(The task): Among the lines below, which ones contain the word "list"? Copy every such line.

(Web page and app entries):
----------

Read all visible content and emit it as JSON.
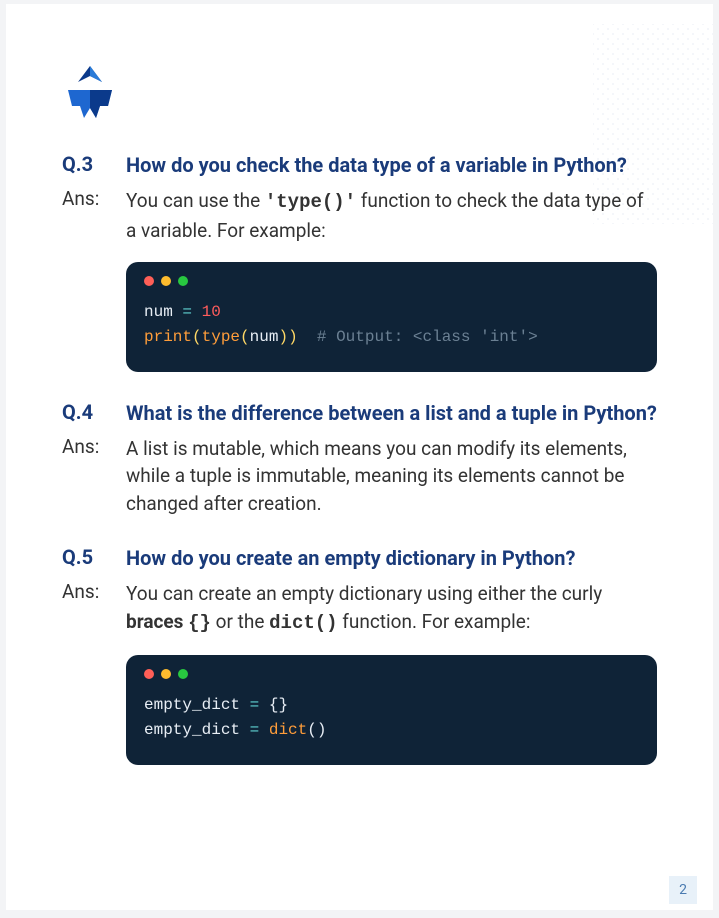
{
  "page_number": "2",
  "questions": [
    {
      "num": "Q.3",
      "text": "How do you check the data type of a variable in Python?",
      "ans_label": "Ans:",
      "ans_html": "You can use the <span class='inline-code'>'type()'</span> function to check the data type of a variable. For example:",
      "code": [
        {
          "tokens": [
            {
              "t": "num ",
              "c": "id"
            },
            {
              "t": "=",
              "c": "eq"
            },
            {
              "t": " ",
              "c": "id"
            },
            {
              "t": "10",
              "c": "num"
            }
          ]
        },
        {
          "tokens": [
            {
              "t": "print",
              "c": "kw"
            },
            {
              "t": "(",
              "c": "par"
            },
            {
              "t": "type",
              "c": "fn"
            },
            {
              "t": "(",
              "c": "par"
            },
            {
              "t": "num",
              "c": "id"
            },
            {
              "t": ")",
              "c": "par"
            },
            {
              "t": ")",
              "c": "par"
            },
            {
              "t": "  # Output: <class 'int'>",
              "c": "cm"
            }
          ]
        }
      ]
    },
    {
      "num": "Q.4",
      "text": "What is the difference between a list and a tuple in Python?",
      "ans_label": "Ans:",
      "ans_html": "A list is mutable, which means you can modify its elements, while a tuple is immutable, meaning its elements cannot be changed after creation.",
      "code": null
    },
    {
      "num": "Q.5",
      "text": "How do you create an empty dictionary in Python?",
      "ans_label": "Ans:",
      "ans_html": "You can create an empty dictionary using either the curly <b>braces</b> <span class='inline-code'>{}</span> or the <span class='inline-code'>dict()</span> function. For example:",
      "code": [
        {
          "tokens": [
            {
              "t": "empty_dict ",
              "c": "id"
            },
            {
              "t": "=",
              "c": "eq"
            },
            {
              "t": " {}",
              "c": "id"
            }
          ]
        },
        {
          "tokens": [
            {
              "t": "empty_dict ",
              "c": "id"
            },
            {
              "t": "=",
              "c": "eq"
            },
            {
              "t": " ",
              "c": "id"
            },
            {
              "t": "dict",
              "c": "fn"
            },
            {
              "t": "()",
              "c": "id"
            }
          ]
        }
      ]
    }
  ]
}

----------

(Reply):
      "text": "What is the difference between a list and a tuple in Python?",
      "ans_html": "A list is mutable, which means you can modify its elements, while a tuple is immutable, meaning its elements cannot be changed after creation.",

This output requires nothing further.